His Hamilton lecture will not be about his research, but stems from his fascination going back to childhood with astronomy and distances between planets – “How do we know the distances from the Earth to the sun and moon, from the sun to the other planets, and from the sun to other stars and distant galaxies?”

“You cannot take out a ruler; they are too far away,” he notes, and it was the pre-internet era then so basic mathematics and trigonometry are required. It’s about going beyond facts, asking how the planets got there, “extrapolating your senses”, and what he calls building “math on top of math”.

“Clearly we cannot measure these [distances] directly. Nevertheless there are many indirect methods of measurement, combined with basic high-school mathematics, which can allow one to get quite convincing and accurate results without the need for advanced technology – even the ancient Greeks could compute the distances from the earth to the sun and moon to moderate accuracy.”

They had no fancy tech or satellites, he adds, but they had the power of observation too; for instance, working out the Earth was round by looking at its shadow on the moon.

This was built on over centuries, and 2,000 years later we have finally worked out the size of the Universe. Critically, these methods rely on climbing a “cosmic distance ladder”, using measurements of nearby distances to then deduce estimates on distances slightly further away. He will be discussing several of the rungs in this ladder.

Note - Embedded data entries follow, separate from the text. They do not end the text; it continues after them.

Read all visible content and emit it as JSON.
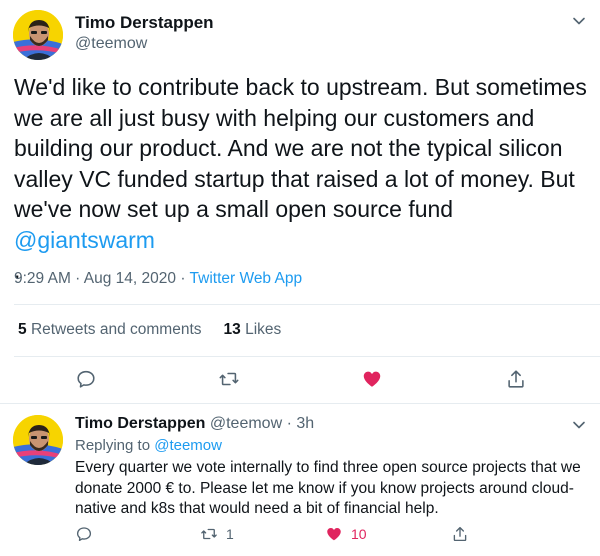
{
  "main_tweet": {
    "author_name": "Timo Derstappen",
    "author_handle": "@teemow",
    "text_before_link": "We'd like to contribute back to upstream. But sometimes we are all just busy with helping our customers and building our product. And we are not the typical silicon valley VC funded startup that raised a lot of money. But we've now set up a small open source fund ",
    "mention": "@giantswarm",
    "text_after_link": ".",
    "timestamp": "9:29 AM · Aug 14, 2020 · ",
    "source": "Twitter Web App",
    "retweets_count": "5",
    "retweets_label": "Retweets and comments",
    "likes_count": "13",
    "likes_label": "Likes",
    "liked": true,
    "like_color": "#e0245e"
  },
  "reply_tweet": {
    "author_name": "Timo Derstappen",
    "author_handle": "@teemow",
    "separator": " · ",
    "time_ago": "3h",
    "replying_prefix": "Replying to ",
    "replying_to": "@teemow",
    "text": "Every quarter we vote internally to find three open source projects that we donate 2000 € to. Please let me know if you know projects around cloud-native and k8s that would need a bit of financial help.",
    "retweet_count": "1",
    "like_count": "10"
  },
  "icons": {
    "reply": "comment-icon",
    "retweet": "retweet-icon",
    "like": "heart-icon",
    "share": "share-icon",
    "more": "chevron-down-icon"
  },
  "colors": {
    "accent": "#1d9bf0",
    "secondary_text": "#536471",
    "like": "#e0245e"
  }
}
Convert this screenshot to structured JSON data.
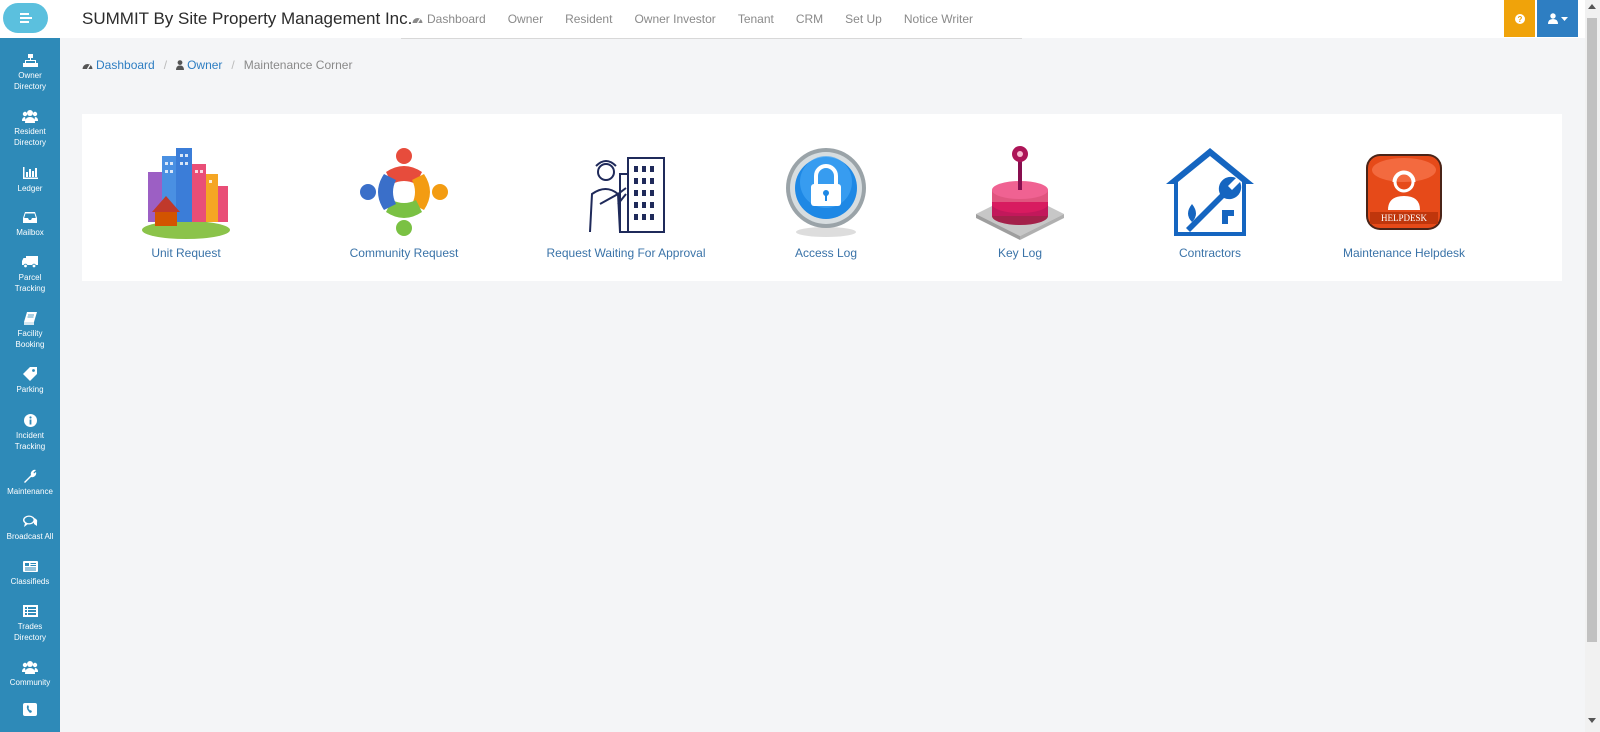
{
  "header": {
    "brand": "SUMMIT By Site Property Management Inc.",
    "nav": [
      {
        "label": "Dashboard",
        "icon": "dashboard-icon"
      },
      {
        "label": "Owner"
      },
      {
        "label": "Resident"
      },
      {
        "label": "Owner Investor"
      },
      {
        "label": "Tenant"
      },
      {
        "label": "CRM"
      },
      {
        "label": "Set Up"
      },
      {
        "label": "Notice Writer"
      }
    ],
    "help_icon": "question-icon",
    "user_icon": "user-icon",
    "help_color": "#f0a30a",
    "user_color": "#2e7ec2"
  },
  "sidebar": {
    "color": "#2e8ab8",
    "items": [
      {
        "label": "Owner Directory",
        "icon": "sitemap-icon"
      },
      {
        "label": "Resident Directory",
        "icon": "users-icon"
      },
      {
        "label": "Ledger",
        "icon": "bar-chart-icon"
      },
      {
        "label": "Mailbox",
        "icon": "inbox-icon"
      },
      {
        "label": "Parcel Tracking",
        "icon": "truck-icon"
      },
      {
        "label": "Facility Booking",
        "icon": "book-icon"
      },
      {
        "label": "Parking",
        "icon": "tag-icon"
      },
      {
        "label": "Incident Tracking",
        "icon": "info-icon"
      },
      {
        "label": "Maintenance",
        "icon": "wrench-icon"
      },
      {
        "label": "Broadcast All",
        "icon": "comments-icon"
      },
      {
        "label": "Classifieds",
        "icon": "newspaper-icon"
      },
      {
        "label": "Trades Directory",
        "icon": "list-icon"
      },
      {
        "label": "Community",
        "icon": "group-icon"
      },
      {
        "label": "",
        "icon": "phone-icon"
      }
    ]
  },
  "breadcrumb": {
    "dashboard": "Dashboard",
    "owner": "Owner",
    "current": "Maintenance Corner"
  },
  "tiles": [
    {
      "label": "Unit Request",
      "icon": "city-buildings-icon"
    },
    {
      "label": "Community Request",
      "icon": "community-people-icon"
    },
    {
      "label": "Request Waiting For Approval",
      "icon": "worker-building-icon"
    },
    {
      "label": "Access Log",
      "icon": "padlock-icon"
    },
    {
      "label": "Key Log",
      "icon": "key-database-icon"
    },
    {
      "label": "Contractors",
      "icon": "house-wrench-icon"
    },
    {
      "label": "Maintenance Helpdesk",
      "icon": "helpdesk-icon",
      "badge_text": "HELPDESK"
    }
  ]
}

Tao has intimate familiarity with Hamilton’s equations, whether it’s in physics, mechanics or matrices, and his formula for quaternions, but would love to know more about his history.

The Cosmic Distance Ladder lecture by Prof Terence Tao, hosted by the Royal Irish Academy in association with IBEC and The Irish Times, takes place online at 4pm on Friday October 16th – Register for free at ria.ie/events

Kevin O'Sullivan

Kevin O'Sullivan

Kevin O'Sullivan is Environment and Science Editor and former editor of The Irish Times